Thus, a therapeutic situation opens up for different types of empathic practice that are more or less tabooed in everyday life. The permission to use practices that were not tolerated in everyday life can be viewed as a specialty of psychotherapy as a form of institutional talk, permitting other forms of conduct. Such a permission must be granted by the patient which is done by conversational preparations for the emergence of an empathic field.

If this fails, patients will tend to hear motive constructions as attacks, accusations and so on. Empathic achievements by therapists need active preparation. Another empathic achievement is not to make motive constructions until such active preparation is agreed by the patient in order to make the difference transparent between everyday situations and therapeutic contexts. To find answers that make expectations transparent and go over their restraints is a part of empathic achievement.

When people meet each other for the first time, however, such an implicit suggestion of familiarity cannot be expected. Violations of such rules require good reason, and under normal circumstances accounts are presented; or they result in severe social rejection. Clark p. How a common ground is enacted by both participants is analysed in detail in Ref. To have an open ear to how common ground is achieved is a precondition for empathy, the response will be assessed by the feeling of being understood—or not. The founder of speech act theory, John Searle, proposes a most useful distinction [ 63 , 64 ].

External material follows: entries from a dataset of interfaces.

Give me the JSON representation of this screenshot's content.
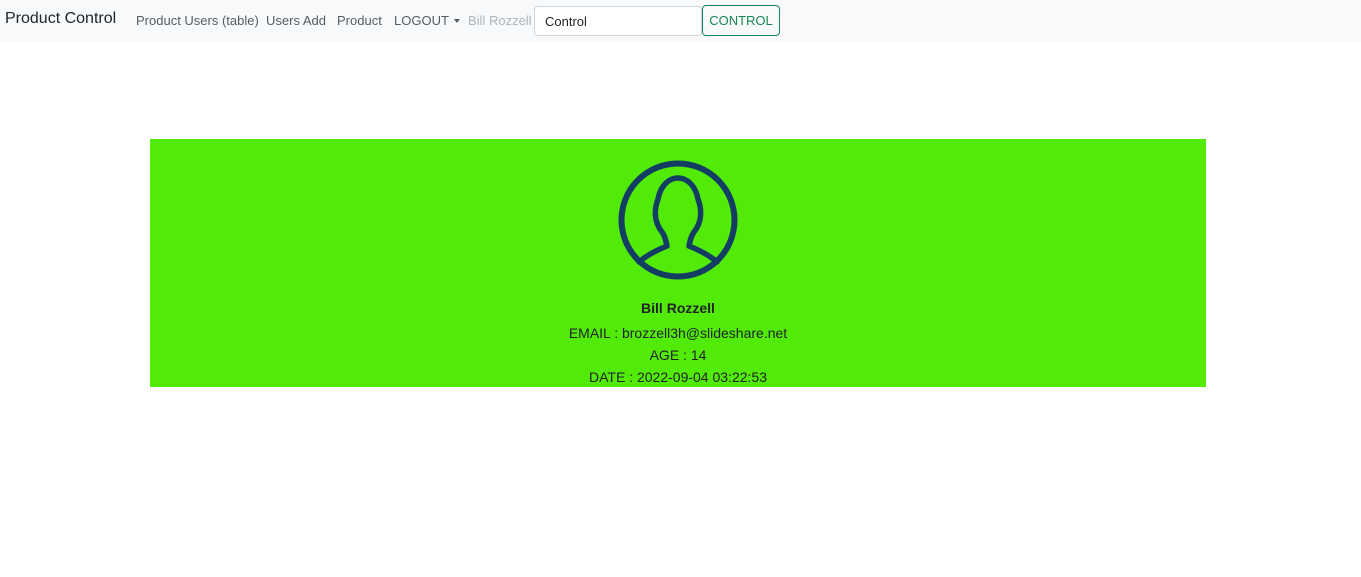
{
  "navbar": {
    "brand": "Product Control",
    "links": [
      {
        "label": "Product Users (table)"
      },
      {
        "label": "Users Add"
      },
      {
        "label": "Product"
      },
      {
        "label": "LOGOUT"
      }
    ],
    "current_user": "Bill Rozzell",
    "search": {
      "value": "Control",
      "placeholder": ""
    },
    "control_button": "CONTROL"
  },
  "profile": {
    "avatar_icon": "user-circle-icon",
    "name": "Bill Rozzell",
    "email_label": "EMAIL : brozzell3h@slideshare.net",
    "age_label": "AGE : 14",
    "date_label": "DATE : 2022-09-04 03:22:53"
  },
  "colors": {
    "navbar_bg": "#f8f9fa",
    "card_bg": "#52ea07",
    "avatar_stroke": "#143d63",
    "button_accent": "#198754"
  }
}
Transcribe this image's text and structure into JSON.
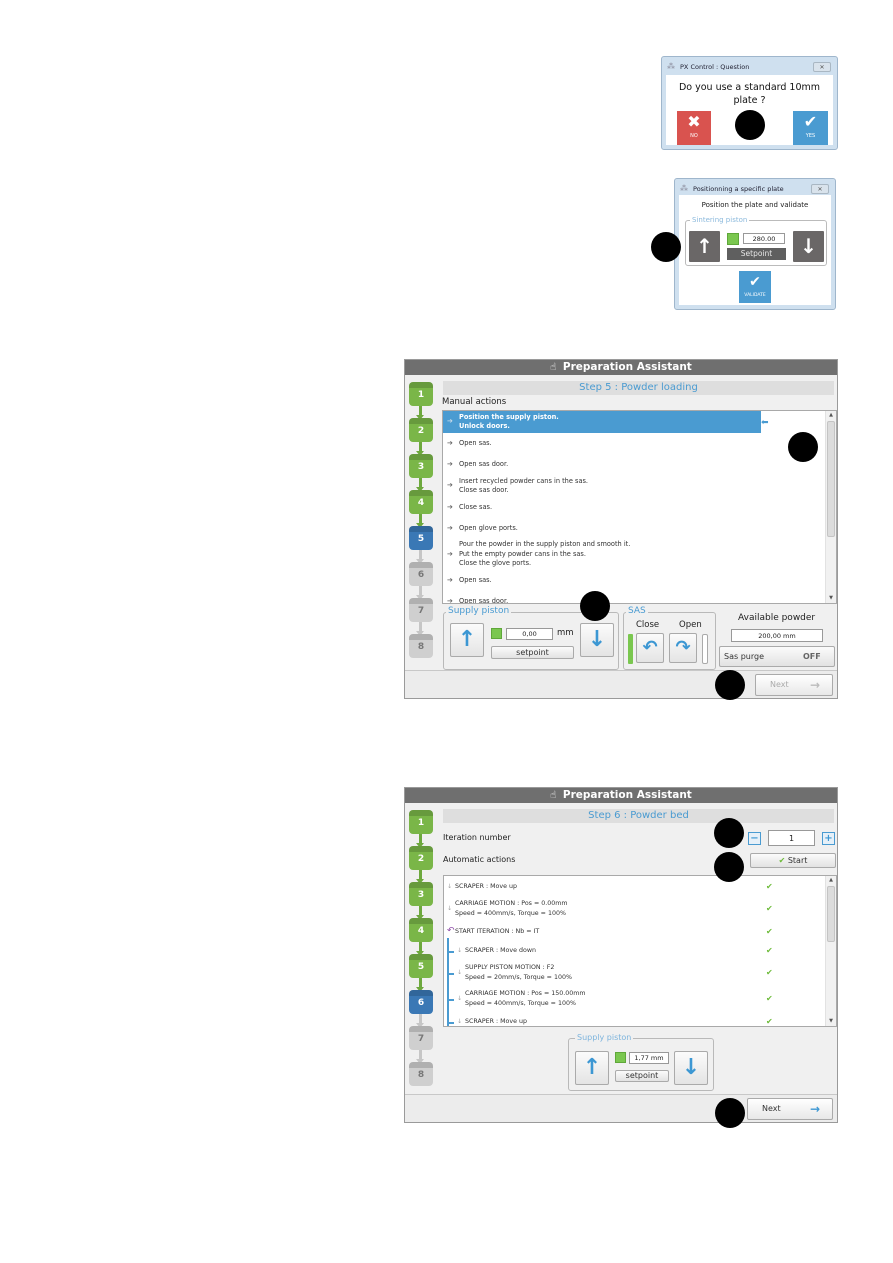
{
  "question_dialog": {
    "title": "PX Control : Question",
    "close_label": "✕",
    "message_line1": "Do you use a standard 10mm",
    "message_line2": "plate ?",
    "no_button": {
      "glyph": "✖",
      "label": "NO",
      "color": "#d9534f"
    },
    "yes_button": {
      "glyph": "✔",
      "label": "YES",
      "color": "#4a9bd1"
    }
  },
  "positioning_dialog": {
    "title": "Positionning a specific plate",
    "close_label": "✕",
    "message": "Position the plate and validate",
    "group_label": "Sintering piston",
    "up_glyph": "↑",
    "down_glyph": "↓",
    "value": "280.00",
    "setpoint_label": "Setpoint",
    "validate_button": {
      "glyph": "✔",
      "label": "VALIDATE"
    }
  },
  "assistant_step5": {
    "title": "Preparation Assistant",
    "hand_icon": "☝",
    "steps": [
      {
        "n": "1",
        "state": "done"
      },
      {
        "n": "2",
        "state": "done"
      },
      {
        "n": "3",
        "state": "done"
      },
      {
        "n": "4",
        "state": "done"
      },
      {
        "n": "5",
        "state": "current"
      },
      {
        "n": "6",
        "state": "todo"
      },
      {
        "n": "7",
        "state": "todo"
      },
      {
        "n": "8",
        "state": "todo"
      }
    ],
    "step_header": "Step 5 : Powder loading",
    "section_label": "Manual actions",
    "actions": [
      {
        "lines": [
          "Position the supply piston.",
          "Unlock doors."
        ],
        "selected": true
      },
      {
        "lines": [
          "Open sas."
        ],
        "selected": false
      },
      {
        "lines": [
          "Open sas door."
        ],
        "selected": false
      },
      {
        "lines": [
          "Insert recycled powder cans in the sas.",
          "Close sas door."
        ],
        "selected": false
      },
      {
        "lines": [
          "Close sas."
        ],
        "selected": false
      },
      {
        "lines": [
          "Open glove ports."
        ],
        "selected": false
      },
      {
        "lines": [
          "Pour the powder in the supply piston and smooth it.",
          "Put the empty powder cans in the sas.",
          "Close the glove ports."
        ],
        "selected": false
      },
      {
        "lines": [
          "Open sas."
        ],
        "selected": false
      },
      {
        "lines": [
          "Open sas door."
        ],
        "selected": false
      }
    ],
    "current_pointer": "⬅",
    "supply_piston": {
      "label": "Supply piston",
      "value": "0,00",
      "unit": "mm",
      "setpoint_label": "setpoint",
      "up_glyph": "↑",
      "down_glyph": "↓"
    },
    "sas": {
      "label": "SAS",
      "close_label": "Close",
      "open_label": "Open",
      "close_glyph": "↶",
      "open_glyph": "↷"
    },
    "available_powder": {
      "label": "Available powder",
      "value": "200,00 mm"
    },
    "sas_purge": {
      "label": "Sas purge",
      "state": "OFF"
    },
    "next_button": {
      "label": "Next",
      "arrow": "→",
      "enabled": false
    }
  },
  "assistant_step6": {
    "title": "Preparation Assistant",
    "hand_icon": "☝",
    "steps": [
      {
        "n": "1",
        "state": "done"
      },
      {
        "n": "2",
        "state": "done"
      },
      {
        "n": "3",
        "state": "done"
      },
      {
        "n": "4",
        "state": "done"
      },
      {
        "n": "5",
        "state": "done"
      },
      {
        "n": "6",
        "state": "current"
      },
      {
        "n": "7",
        "state": "todo"
      },
      {
        "n": "8",
        "state": "todo"
      }
    ],
    "step_header": "Step 6 : Powder bed",
    "iteration_label": "Iteration number",
    "iteration_value": "1",
    "minus_label": "−",
    "plus_label": "+",
    "automatic_label": "Automatic actions",
    "start_button": {
      "check": "✔",
      "label": "Start"
    },
    "actions": [
      {
        "lines": [
          "SCRAPER : Move up"
        ],
        "icon": "arrow",
        "indent": false,
        "status": "✔"
      },
      {
        "lines": [
          "CARRIAGE MOTION : Pos = 0.00mm",
          "Speed = 400mm/s, Torque = 100%"
        ],
        "icon": "arrow",
        "indent": false,
        "status": "✔"
      },
      {
        "lines": [
          "START ITERATION : Nb = IT"
        ],
        "icon": "loop",
        "indent": false,
        "status": "✔"
      },
      {
        "lines": [
          "SCRAPER : Move down"
        ],
        "icon": "arrow",
        "indent": true,
        "status": "✔"
      },
      {
        "lines": [
          "SUPPLY PISTON MOTION : F2",
          "Speed = 20mm/s, Torque = 100%"
        ],
        "icon": "arrow",
        "indent": true,
        "status": "✔"
      },
      {
        "lines": [
          "CARRIAGE MOTION : Pos = 150.00mm",
          "Speed = 400mm/s, Torque = 100%"
        ],
        "icon": "arrow",
        "indent": true,
        "status": "✔"
      },
      {
        "lines": [
          "SCRAPER : Move up"
        ],
        "icon": "arrow",
        "indent": true,
        "status": "✔"
      }
    ],
    "supply_piston": {
      "label": "Supply piston",
      "value": "1,77 mm",
      "setpoint_label": "setpoint",
      "up_glyph": "↑",
      "down_glyph": "↓"
    },
    "next_button": {
      "label": "Next",
      "arrow": "→",
      "enabled": true
    }
  }
}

Those in a position to aptly express the conditions of the world using words have epistemic authority.